We are not born simply for the sake of personal survival. We are here to make life better for everyone.

That was the daily reading in “The Monastic Way” for last Thursday, December 12. That was also the day that some of the women inmates at the worship service of the Dane County Jail were talking about how much the other women in their cell block were helping them learn how to live better lives. That kindness was giving them hope for a better future. It was a perfect illustration of the principle Joan Chittister was stating – that I’ve finally memorized. “We are not born simply for the sake of personal survival. We are here to make life better for everyone.”

helping hands 12-17-13

I Found a Treasure on Saturday!

Mom's Memorandum Book from her teenage years

Mom’s Memorandum Book from her teenage years

I found a treasure last Saturday afternoon – a little, black, hard-cover “Memorandum Book.” From the inscription on the inside cover, it appears that Stella Lillesand, an elderly woman that I clearly remember from my childhood, had given the blank book to my mom in 1921. I remember my mom telling me that Stella had been her Sunday School Teacher.

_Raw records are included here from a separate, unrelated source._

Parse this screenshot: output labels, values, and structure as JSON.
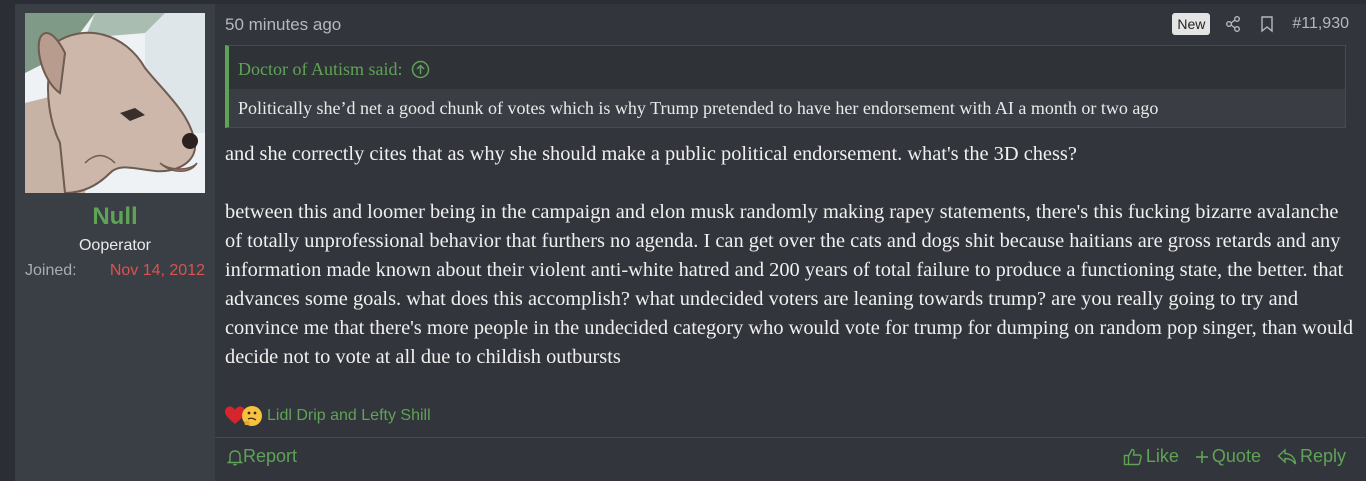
{
  "user": {
    "name": "Null",
    "title": "Ooperator",
    "joined_label": "Joined:",
    "joined_date": "Nov 14, 2012",
    "avatar_icon": "dog-avatar"
  },
  "post": {
    "timestamp": "50 minutes ago",
    "badge": "New",
    "number": "#11,930",
    "quote": {
      "author_line": "Doctor of Autism said:",
      "text": "Politically she’d net a good chunk of votes which is why Trump pretended to have her endorsement with AI a month or two ago"
    },
    "paragraphs": [
      "and she correctly cites that as why she should make a public political endorsement. what's the 3D chess?",
      "between this and loomer being in the campaign and elon musk randomly making rapey statements, there's this fucking bizarre avalanche of totally unprofessional behavior that furthers no agenda. I can get over the cats and dogs shit because haitians are gross retards and any information made known about their violent anti-white hatred and 200 years of total failure to produce a functioning state, the better. that advances some goals. what does this accomplish? what undecided voters are leaning towards trump? are you really going to try and convince me that there's more people in the undecided category who would vote for trump for dumping on random pop singer, than would decide not to vote at all due to childish outbursts"
    ],
    "reactions": {
      "icons": [
        "heart-icon",
        "thinking-emoji-icon"
      ],
      "names": "Lidl Drip and Lefty Shill"
    }
  },
  "actions": {
    "report": "Report",
    "like": "Like",
    "quote": "Quote",
    "reply": "Reply"
  },
  "colors": {
    "accent_green": "#5fa356",
    "joined_red": "#d9534f",
    "background": "#2b2e34",
    "post_bg": "#32353b",
    "user_col_bg": "#3a3e45"
  }
}
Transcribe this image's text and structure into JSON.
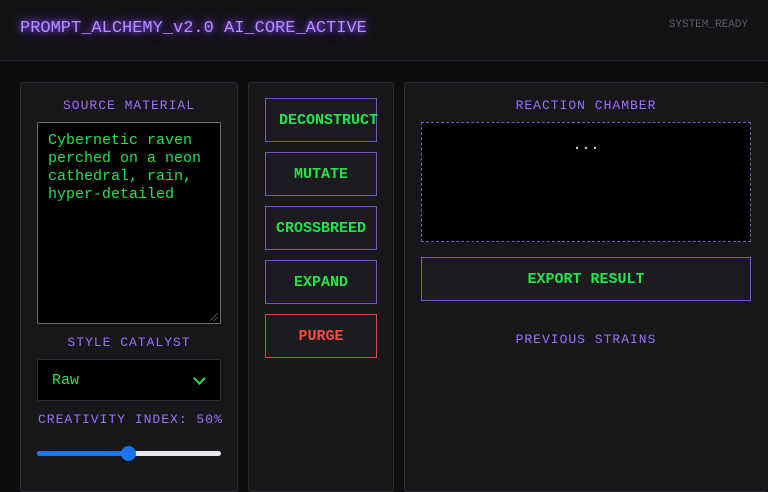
{
  "header": {
    "title": "PROMPT_ALCHEMY_v2.0 AI_CORE_ACTIVE",
    "status": "SYSTEM_READY"
  },
  "source": {
    "label": "SOURCE MATERIAL",
    "text": "Cybernetic raven perched on a neon cathedral, rain, hyper-detailed"
  },
  "style": {
    "label": "STYLE CATALYST",
    "selected": "Raw"
  },
  "creativity": {
    "label": "CREATIVITY INDEX: 50%",
    "value": 0.5
  },
  "actions": {
    "deconstruct": "DECONSTRUCT",
    "mutate": "MUTATE",
    "crossbreed": "CROSSBREED",
    "expand": "EXPAND",
    "purge": "PURGE"
  },
  "reaction": {
    "label": "REACTION CHAMBER",
    "output": "...",
    "export_label": "EXPORT RESULT",
    "previous_label": "PREVIOUS STRAINS"
  },
  "colors": {
    "accent": "#9b6fff",
    "text_green": "#22e34a",
    "danger": "#ff4a3e",
    "slider": "#1a73e8"
  }
}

The following was written on the top of the first page of the book: “Gems from the Bible memorized during my junior year 1921. Further down on the page, was written: “Thy word have I hid in my heart, that I might not sin against thee.”  Psalm 119:11

The inscription and first page were written in handwriting that I don’t recognize. I assume those words were written by Stella. The rest of the little (3-inch by 5-inch) book is in my mom’s handwriting. The first entry is dated October 2, 1921. “Let the words of my mouth and the meditation of my heart, be acceptable in thy sight, O Lord, my strength and my redeemer.” Psalm 19:14

The second entry was dated October 9, 1921. “My help cometh from the Lord, which made heaven and earth.” Psalm 121:2. It appears that my mom recorded and memorized one verse a week for a couple years. I had fun over the weekend reading through the book and seeing which verses my mom had memorized. There were quite a few from the Psalms, but also from all over the Old and New Testaments, even Nehemiah!

The verse for 90 years ago today (May 13, 1923) was “Weeping may endure for a night, but joy cometh in the morning.” Psalm 30:5

Moms Memorandum Book inside

I always knew that my mom considered it very important to memorize Scripture. When my brother Danny and I were in grade school, Mom worked in Madison. To help us remember to do our chores when we got home from school – when she wouldn’t be there to remind us – she made charts for us each week. Basically, the charts were 8-column spreadsheets. The first column listed all our chores. Danny’s were on the top half, and mine were on the bottom half. The remaining 7 columns were for each day of the week. On the very top of the chart each week was a new Bible verse for us to memorize. Each time we completed a chore, we were supposed to read the Bible verse and then write the Bible reference in the appropriate square of the grid. (We weren’t supposed to use just a simple check-mark, except on Sundays when we recited the memorized verse to Mom.) I remember the first verse we memorized this way was Ephesians 4:32: “And be ye kind one to another, tender-hearted, forgiving one another, even as God for Christ’s sake hath forgiven you.”

These weekly charts were taped on a window in the dining room for our easy use.

These weekly charts were taped on a window in the dining room for our easy use.

That’s another treasure I found last Saturday. My mom had saved some of those old charts! I’ll have to admit that as I flipped through those charts, I don’t remember all the Bible verses I memorized more than fifty years ago, but I remember some of them. Maybe I should get myself a little black memorandum book like Stella gave my mom, and write down some of the Bible verses I’ve memorized, or would like to memorize. Then if I forget them, I can always go back to my little black book for the “Gems from the Bible.” But in the meantime, I’ll just use my mom’s.

Mim, Mom, and me two months before Mom died, living with us in Chicago.

Mim, Mom, and me two months before Mom died, while living with us in Chicago.
Mom was the first of many people we have cared for in our home throughout their last days.